The task → Within the listing, each line that has the string "zoom" should be copied.
━━━━━━━━
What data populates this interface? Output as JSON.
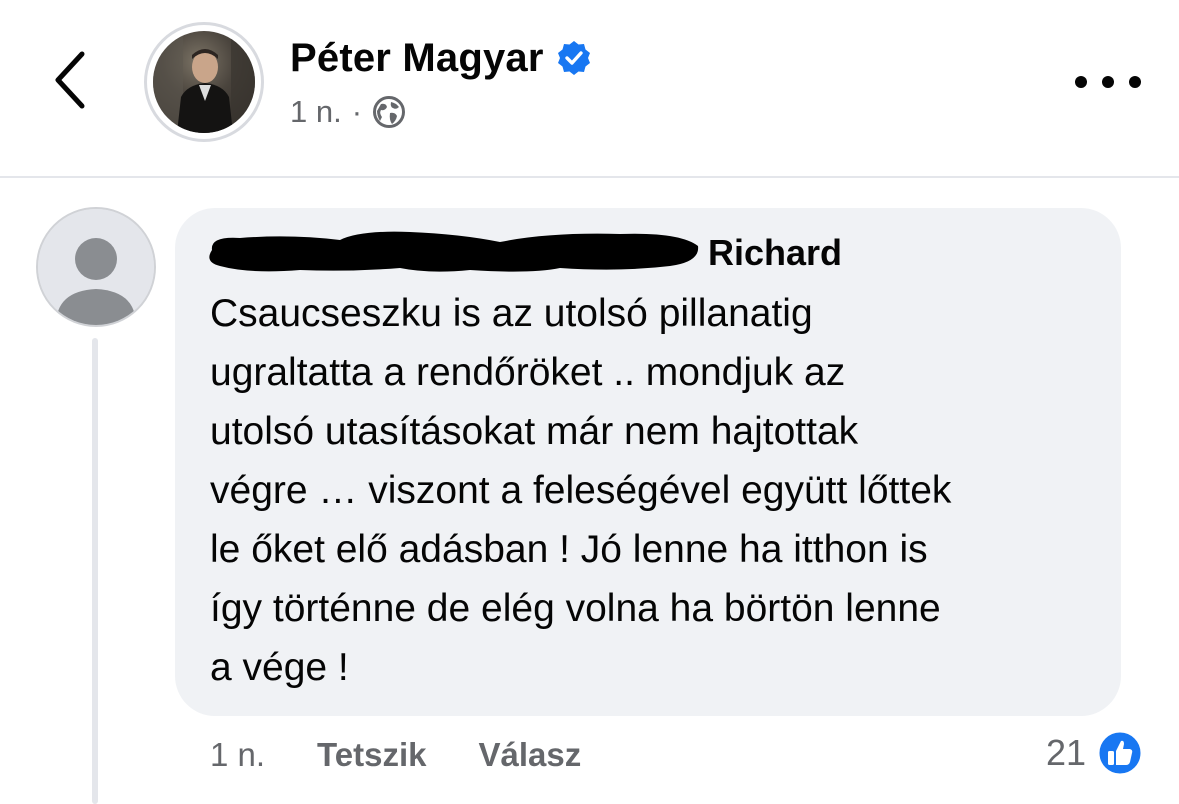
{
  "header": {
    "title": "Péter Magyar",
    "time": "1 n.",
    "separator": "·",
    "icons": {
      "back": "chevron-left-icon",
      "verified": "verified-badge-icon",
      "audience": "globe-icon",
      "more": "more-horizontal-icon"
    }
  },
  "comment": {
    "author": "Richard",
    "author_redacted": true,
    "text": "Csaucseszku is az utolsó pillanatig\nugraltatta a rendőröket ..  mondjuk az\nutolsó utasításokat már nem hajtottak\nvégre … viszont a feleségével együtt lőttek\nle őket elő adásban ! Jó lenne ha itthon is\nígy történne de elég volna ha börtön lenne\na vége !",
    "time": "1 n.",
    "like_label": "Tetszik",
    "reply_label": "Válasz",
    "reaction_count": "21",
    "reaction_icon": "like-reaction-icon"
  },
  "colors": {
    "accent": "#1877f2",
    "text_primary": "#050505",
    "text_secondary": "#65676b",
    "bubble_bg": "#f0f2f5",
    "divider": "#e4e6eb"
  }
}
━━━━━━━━
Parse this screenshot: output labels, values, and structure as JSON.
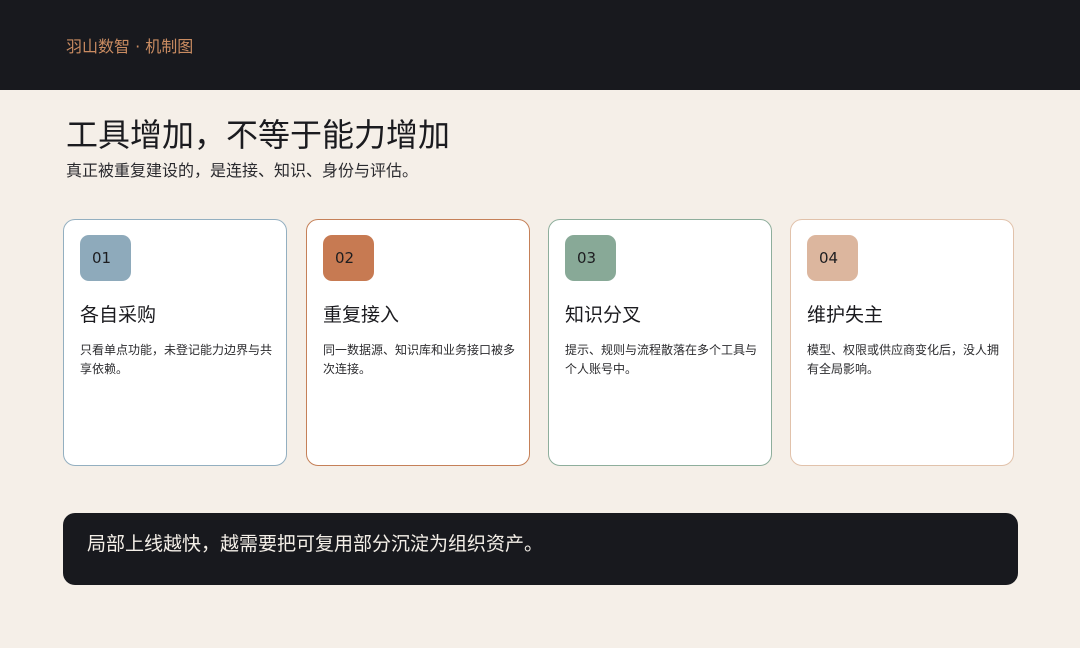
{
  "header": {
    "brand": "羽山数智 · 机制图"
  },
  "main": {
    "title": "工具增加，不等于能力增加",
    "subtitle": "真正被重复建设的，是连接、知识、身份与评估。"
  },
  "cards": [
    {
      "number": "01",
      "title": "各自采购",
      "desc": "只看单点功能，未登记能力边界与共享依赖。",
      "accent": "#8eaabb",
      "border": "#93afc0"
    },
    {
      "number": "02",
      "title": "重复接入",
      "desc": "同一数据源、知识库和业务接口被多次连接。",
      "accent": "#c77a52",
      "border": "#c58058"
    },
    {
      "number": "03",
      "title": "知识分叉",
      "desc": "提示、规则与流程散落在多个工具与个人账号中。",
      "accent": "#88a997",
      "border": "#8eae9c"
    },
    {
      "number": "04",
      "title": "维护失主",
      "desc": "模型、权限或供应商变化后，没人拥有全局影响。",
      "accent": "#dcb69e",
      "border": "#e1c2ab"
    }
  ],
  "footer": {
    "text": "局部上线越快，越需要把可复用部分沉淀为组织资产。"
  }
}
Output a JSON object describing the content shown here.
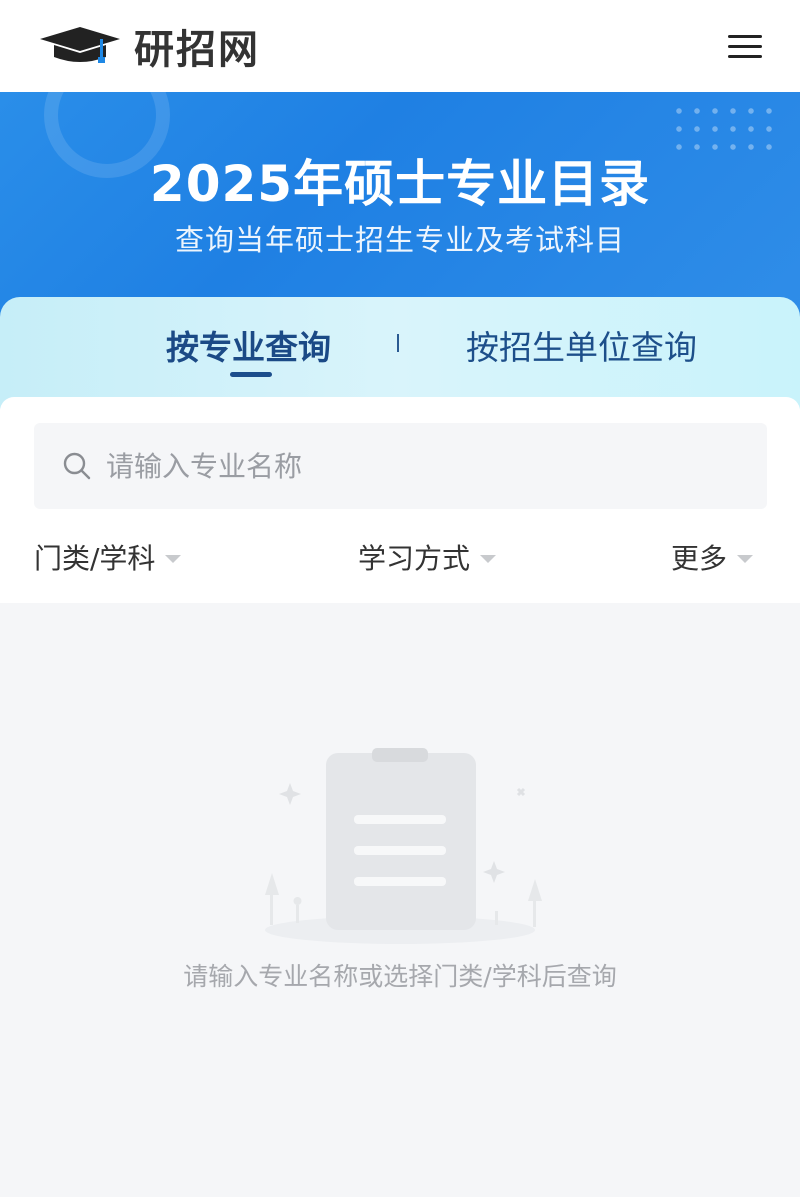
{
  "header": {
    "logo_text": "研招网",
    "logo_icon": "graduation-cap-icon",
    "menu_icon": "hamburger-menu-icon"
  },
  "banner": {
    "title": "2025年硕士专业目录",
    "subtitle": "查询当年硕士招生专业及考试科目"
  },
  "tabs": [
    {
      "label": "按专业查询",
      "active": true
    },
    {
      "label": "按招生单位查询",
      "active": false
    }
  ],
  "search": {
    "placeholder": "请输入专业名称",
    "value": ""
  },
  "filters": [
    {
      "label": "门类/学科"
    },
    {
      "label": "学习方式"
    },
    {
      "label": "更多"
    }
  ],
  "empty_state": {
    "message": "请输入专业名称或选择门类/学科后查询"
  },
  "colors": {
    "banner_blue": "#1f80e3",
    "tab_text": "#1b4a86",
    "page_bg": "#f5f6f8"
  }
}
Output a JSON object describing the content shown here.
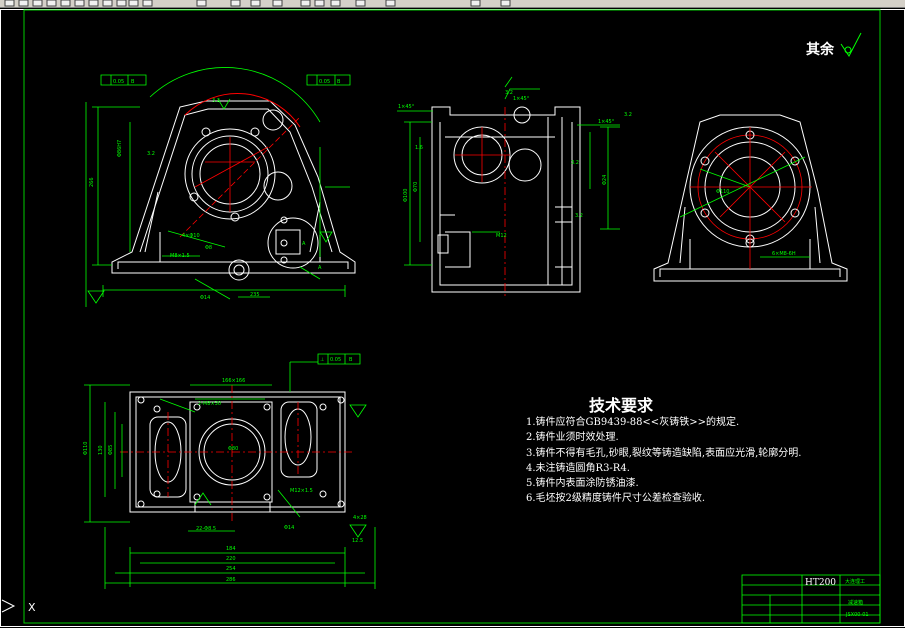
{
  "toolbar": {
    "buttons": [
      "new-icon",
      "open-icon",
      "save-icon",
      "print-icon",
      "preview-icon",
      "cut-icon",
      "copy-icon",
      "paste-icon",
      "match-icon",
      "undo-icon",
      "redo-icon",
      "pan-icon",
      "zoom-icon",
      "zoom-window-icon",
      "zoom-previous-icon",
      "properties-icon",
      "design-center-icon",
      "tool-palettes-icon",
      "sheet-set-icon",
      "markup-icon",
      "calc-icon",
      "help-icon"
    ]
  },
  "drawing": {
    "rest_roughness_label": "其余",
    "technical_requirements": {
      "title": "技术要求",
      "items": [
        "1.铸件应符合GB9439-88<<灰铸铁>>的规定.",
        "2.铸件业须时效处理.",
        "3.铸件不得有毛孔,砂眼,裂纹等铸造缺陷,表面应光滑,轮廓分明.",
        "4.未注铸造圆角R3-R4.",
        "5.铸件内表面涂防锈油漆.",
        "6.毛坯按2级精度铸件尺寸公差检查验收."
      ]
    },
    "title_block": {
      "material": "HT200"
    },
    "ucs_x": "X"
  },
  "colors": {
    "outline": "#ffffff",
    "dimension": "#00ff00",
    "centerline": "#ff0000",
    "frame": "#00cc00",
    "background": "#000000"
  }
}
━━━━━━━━
Solution to the problem →
      "zoom-icon",
      "zoom-window-icon",
      "zoom-previous-icon",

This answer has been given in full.